bad:[, sign; it may have to do with a driver, possibly the driver for the Pi's SMSC ethernet controller, probably something more obscure since it likely isn't something that's affected many people.
Those console messages are from the kernel, and that final one only occurs once in the kernel source, in
kernel/sched/idle_task.c (bare with me for a bit if this is beginning to sound like gobbledygook). It's been around for at least a decade (probably closer to two) but there are surprisingly few references to it either in the linux kernel mailing list archive or online generally (and literally only a couple associated with "raspberry").
The "idle task" is one that runs when there's nothing else to do. Tasks, including this one, can be pre-empted so the CPU can be used to do something more urgent; they can also make themselves inactive (aka. idle), so something else can happen -- but not this one, because it's already "the idle task". It can't claim it has nothing to do, because it's what's supposed to happen when everything else has already said that. It should just keep doing nothing until pre-empted.
However, a kernelspace programming error could produce a situation where the idle task does claim it's not busy and should be made inactive. Since that is definitely not supposed to happen, the idle task then reports this error and produces a stack trace, which is a list of references to recently executed code leading up the problem. That's all the stuff before the "bad" message". Stack traces lead into the past, so the last thing there is the earliest thing to happen (nb., the message timestamps on the left have nothing to do with that). At the top of the screen there's some references to the TCP/IP networking module, and further up would be whatever actually triggered the error (which is why I'm guessing the ethernet driver, but that is not necessarily so).
I can't say whether this error in itself should be fatal to the system but it could, and is at least related to the chain of events.
Looking at the timestamps on the left (seconds since boot, looks like 3-4 days), that stack trace took at least a second to produce and hopefully it or something relevant that happened right before it got logged. Although the new version of Raspbian (8) uses a new logger (journald) in addition to the old logger (rsyslogd), all versions still use the latter to log everything in plain text to
/var/log/syslog, including stuff from the kernel.
Everything in syslog has a dated timestamp; for the kernel stuff this is in addition to the seconds since boot. E.g.,
Nov 14 12:20:38 localhost kernel: [142480.895132] [<ffffffff811db24a>] __mark_inode_dirty+0x24a/0x310
This is also part of a stack trace (noticeable because there's a <memory address> there too); they are not necessarily indications of a fatal error. Point being, yours will be tagged something like that (your hostname may not be
localhost) and if you can't find it in syslog then you can at least find the last thing there (also, with a little math you can correspond kernel timestamps to syslog timestamps).
"The last thing there" will be immediately before the messages for the next reboot.
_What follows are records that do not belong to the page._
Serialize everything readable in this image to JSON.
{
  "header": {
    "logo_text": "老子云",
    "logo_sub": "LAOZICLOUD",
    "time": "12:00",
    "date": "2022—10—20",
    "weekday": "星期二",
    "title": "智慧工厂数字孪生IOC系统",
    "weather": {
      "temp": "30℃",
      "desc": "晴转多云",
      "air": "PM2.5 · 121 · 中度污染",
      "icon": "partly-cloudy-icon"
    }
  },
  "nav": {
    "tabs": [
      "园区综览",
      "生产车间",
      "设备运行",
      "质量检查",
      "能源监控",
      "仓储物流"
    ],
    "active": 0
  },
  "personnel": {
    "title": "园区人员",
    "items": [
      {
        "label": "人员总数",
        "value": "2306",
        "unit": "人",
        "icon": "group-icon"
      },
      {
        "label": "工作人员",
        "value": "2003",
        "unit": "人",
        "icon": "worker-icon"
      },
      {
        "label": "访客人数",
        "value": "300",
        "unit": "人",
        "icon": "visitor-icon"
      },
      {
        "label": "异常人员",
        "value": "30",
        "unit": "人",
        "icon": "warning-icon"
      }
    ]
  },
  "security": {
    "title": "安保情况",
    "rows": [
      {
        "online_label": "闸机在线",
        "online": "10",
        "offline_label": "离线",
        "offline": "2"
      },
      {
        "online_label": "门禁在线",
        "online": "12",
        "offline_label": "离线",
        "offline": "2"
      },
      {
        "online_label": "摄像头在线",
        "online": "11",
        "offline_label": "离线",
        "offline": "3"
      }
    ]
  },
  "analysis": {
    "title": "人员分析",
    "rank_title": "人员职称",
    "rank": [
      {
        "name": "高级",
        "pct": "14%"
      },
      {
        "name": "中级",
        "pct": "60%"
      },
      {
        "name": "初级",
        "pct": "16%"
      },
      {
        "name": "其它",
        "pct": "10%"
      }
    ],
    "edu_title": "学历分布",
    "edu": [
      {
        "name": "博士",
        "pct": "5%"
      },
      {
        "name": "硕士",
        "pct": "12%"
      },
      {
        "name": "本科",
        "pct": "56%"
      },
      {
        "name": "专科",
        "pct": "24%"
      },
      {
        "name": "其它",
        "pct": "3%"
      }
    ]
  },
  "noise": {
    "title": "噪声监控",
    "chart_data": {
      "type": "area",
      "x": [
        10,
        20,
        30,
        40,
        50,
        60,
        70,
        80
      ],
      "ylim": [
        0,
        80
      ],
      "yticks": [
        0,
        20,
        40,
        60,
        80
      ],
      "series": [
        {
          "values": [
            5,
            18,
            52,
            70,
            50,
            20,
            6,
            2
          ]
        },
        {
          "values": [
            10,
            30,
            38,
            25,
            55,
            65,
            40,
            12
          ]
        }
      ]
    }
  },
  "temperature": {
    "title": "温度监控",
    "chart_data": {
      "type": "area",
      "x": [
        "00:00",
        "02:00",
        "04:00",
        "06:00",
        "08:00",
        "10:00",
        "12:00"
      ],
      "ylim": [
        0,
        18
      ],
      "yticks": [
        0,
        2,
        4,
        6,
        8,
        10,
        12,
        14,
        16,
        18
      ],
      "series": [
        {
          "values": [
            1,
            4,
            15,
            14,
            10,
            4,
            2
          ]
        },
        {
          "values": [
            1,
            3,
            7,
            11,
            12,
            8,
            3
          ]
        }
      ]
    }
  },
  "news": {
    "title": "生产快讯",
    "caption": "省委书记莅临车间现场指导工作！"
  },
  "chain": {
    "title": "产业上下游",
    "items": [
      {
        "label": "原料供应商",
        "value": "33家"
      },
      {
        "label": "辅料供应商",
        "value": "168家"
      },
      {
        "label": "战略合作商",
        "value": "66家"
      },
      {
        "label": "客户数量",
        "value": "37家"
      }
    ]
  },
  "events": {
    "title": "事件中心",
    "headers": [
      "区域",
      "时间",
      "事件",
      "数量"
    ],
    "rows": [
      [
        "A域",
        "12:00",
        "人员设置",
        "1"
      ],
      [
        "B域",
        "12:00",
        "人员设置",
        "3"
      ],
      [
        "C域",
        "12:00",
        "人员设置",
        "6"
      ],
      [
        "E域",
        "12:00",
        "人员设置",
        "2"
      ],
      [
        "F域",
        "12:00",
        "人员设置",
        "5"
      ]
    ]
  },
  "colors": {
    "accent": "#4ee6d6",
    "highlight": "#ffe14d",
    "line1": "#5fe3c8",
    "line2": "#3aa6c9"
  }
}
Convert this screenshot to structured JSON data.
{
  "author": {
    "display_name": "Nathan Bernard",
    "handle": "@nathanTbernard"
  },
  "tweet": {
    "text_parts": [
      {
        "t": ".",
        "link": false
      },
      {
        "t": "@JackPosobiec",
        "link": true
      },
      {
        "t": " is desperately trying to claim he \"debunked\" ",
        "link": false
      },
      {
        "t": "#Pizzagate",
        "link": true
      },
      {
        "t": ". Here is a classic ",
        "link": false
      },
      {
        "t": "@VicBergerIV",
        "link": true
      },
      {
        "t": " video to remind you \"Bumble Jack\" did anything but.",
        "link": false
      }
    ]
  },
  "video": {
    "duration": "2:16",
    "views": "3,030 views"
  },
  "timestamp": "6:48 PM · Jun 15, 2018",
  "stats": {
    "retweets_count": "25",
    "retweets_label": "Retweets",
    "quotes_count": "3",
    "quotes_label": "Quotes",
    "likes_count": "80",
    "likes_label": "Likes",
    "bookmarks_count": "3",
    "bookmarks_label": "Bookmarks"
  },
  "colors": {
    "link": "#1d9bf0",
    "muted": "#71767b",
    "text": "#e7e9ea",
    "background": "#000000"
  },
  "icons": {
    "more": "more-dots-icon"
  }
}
The very first one of those will include
localhost rsyslogd: [blah blah blah] starting (again your hostname may be different), then a long block of kernel messages tagged
[ 0.000000]. On the Pi at that point the syslog timestamp will be
Dec 31 since the clock has not been set properly.